* _ASSIGNED TASK_:
Once the line with "Enumerate this screenshot's" is reached, output it and every line after it, exactly, through the end of the records below. Pictures are skipped.

Entries taken from a collection:
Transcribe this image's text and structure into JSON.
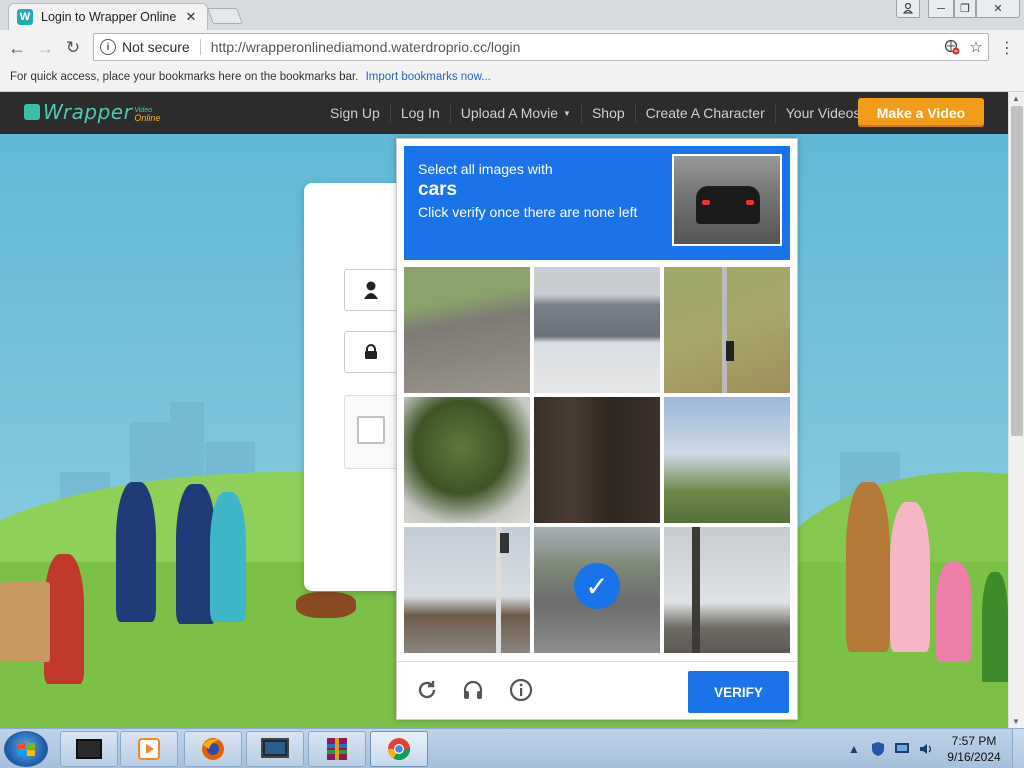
{
  "browser": {
    "tab_title": "Login to Wrapper Online",
    "tab_favicon": "W",
    "security_label": "Not secure",
    "url": "http://wrapperonlinediamond.waterdroprio.cc/login",
    "bookmarks_text": "For quick access, place your bookmarks here on the bookmarks bar.",
    "bookmarks_link": "Import bookmarks now..."
  },
  "site": {
    "logo_text": "Wrapper",
    "logo_tag_top": "Video",
    "logo_tag_bottom": "Online",
    "nav": [
      "Sign Up",
      "Log In",
      "Upload A Movie",
      "Shop",
      "Create A Character",
      "Your Videos"
    ],
    "cta": "Make a Video"
  },
  "captcha": {
    "line1": "Select all images with",
    "keyword": "cars",
    "line3": "Click verify once there are none left",
    "verify": "VERIFY",
    "tiles": [
      {
        "name": "road-grass",
        "selected": false
      },
      {
        "name": "house-roof",
        "selected": false
      },
      {
        "name": "traffic-light-hill",
        "selected": false
      },
      {
        "name": "palm-tree",
        "selected": false
      },
      {
        "name": "dark-fence",
        "selected": false
      },
      {
        "name": "palm-sky",
        "selected": false
      },
      {
        "name": "traffic-light-building",
        "selected": false
      },
      {
        "name": "road-trees",
        "selected": true
      },
      {
        "name": "pole-sky",
        "selected": false
      }
    ]
  },
  "taskbar": {
    "time": "7:57 PM",
    "date": "9/16/2024"
  },
  "colors": {
    "accent": "#1a73e8",
    "cta": "#f39c1c",
    "nav_bg": "#2c2c2c"
  }
}
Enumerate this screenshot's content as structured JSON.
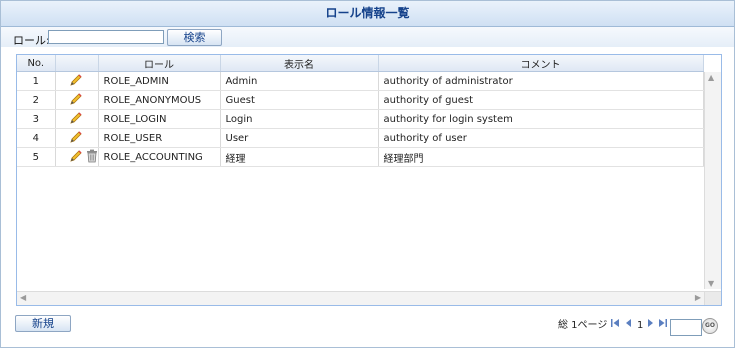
{
  "window": {
    "title": "ロール情報一覧"
  },
  "search": {
    "label": "ロール:",
    "value": "",
    "button": "検索"
  },
  "grid": {
    "columns": [
      "No.",
      "",
      "ロール",
      "表示名",
      "コメント"
    ],
    "rows": [
      {
        "no": "1",
        "role": "ROLE_ADMIN",
        "display_name": "Admin",
        "comment": "authority of administrator",
        "icons": [
          "edit-icon"
        ]
      },
      {
        "no": "2",
        "role": "ROLE_ANONYMOUS",
        "display_name": "Guest",
        "comment": "authority of guest",
        "icons": [
          "edit-icon"
        ]
      },
      {
        "no": "3",
        "role": "ROLE_LOGIN",
        "display_name": "Login",
        "comment": "authority for login system",
        "icons": [
          "edit-icon"
        ]
      },
      {
        "no": "4",
        "role": "ROLE_USER",
        "display_name": "User",
        "comment": "authority of user",
        "icons": [
          "edit-icon"
        ]
      },
      {
        "no": "5",
        "role": "ROLE_ACCOUNTING",
        "display_name": "経理",
        "comment": "経理部門",
        "icons": [
          "edit-icon",
          "trash-icon"
        ]
      }
    ]
  },
  "footer": {
    "new_button": "新規",
    "total_pages": "総 1ページ",
    "current_page": "1",
    "go_label": "GO"
  },
  "colors": {
    "header_text": "#15428b",
    "border": "#99bbe8",
    "pager_icon": "#5b7fc0"
  }
}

* _OUTPUT_:
Enumerate this screenshot's content as structured JSON.
{
  "window": {
    "title": "ロール情報一覧"
  },
  "search": {
    "label": "ロール:",
    "value": "",
    "button": "検索"
  },
  "grid": {
    "columns": [
      "No.",
      "",
      "ロール",
      "表示名",
      "コメント"
    ],
    "rows": [
      {
        "no": "1",
        "role": "ROLE_ADMIN",
        "display_name": "Admin",
        "comment": "authority of administrator",
        "icons": [
          "edit-icon"
        ]
      },
      {
        "no": "2",
        "role": "ROLE_ANONYMOUS",
        "display_name": "Guest",
        "comment": "authority of guest",
        "icons": [
          "edit-icon"
        ]
      },
      {
        "no": "3",
        "role": "ROLE_LOGIN",
        "display_name": "Login",
        "comment": "authority for login system",
        "icons": [
          "edit-icon"
        ]
      },
      {
        "no": "4",
        "role": "ROLE_USER",
        "display_name": "User",
        "comment": "authority of user",
        "icons": [
          "edit-icon"
        ]
      },
      {
        "no": "5",
        "role": "ROLE_ACCOUNTING",
        "display_name": "経理",
        "comment": "経理部門",
        "icons": [
          "edit-icon",
          "trash-icon"
        ]
      }
    ]
  },
  "footer": {
    "new_button": "新規",
    "total_pages": "総 1ページ",
    "current_page": "1",
    "go_label": "GO"
  },
  "colors": {
    "header_text": "#15428b",
    "border": "#99bbe8",
    "pager_icon": "#5b7fc0"
  }
}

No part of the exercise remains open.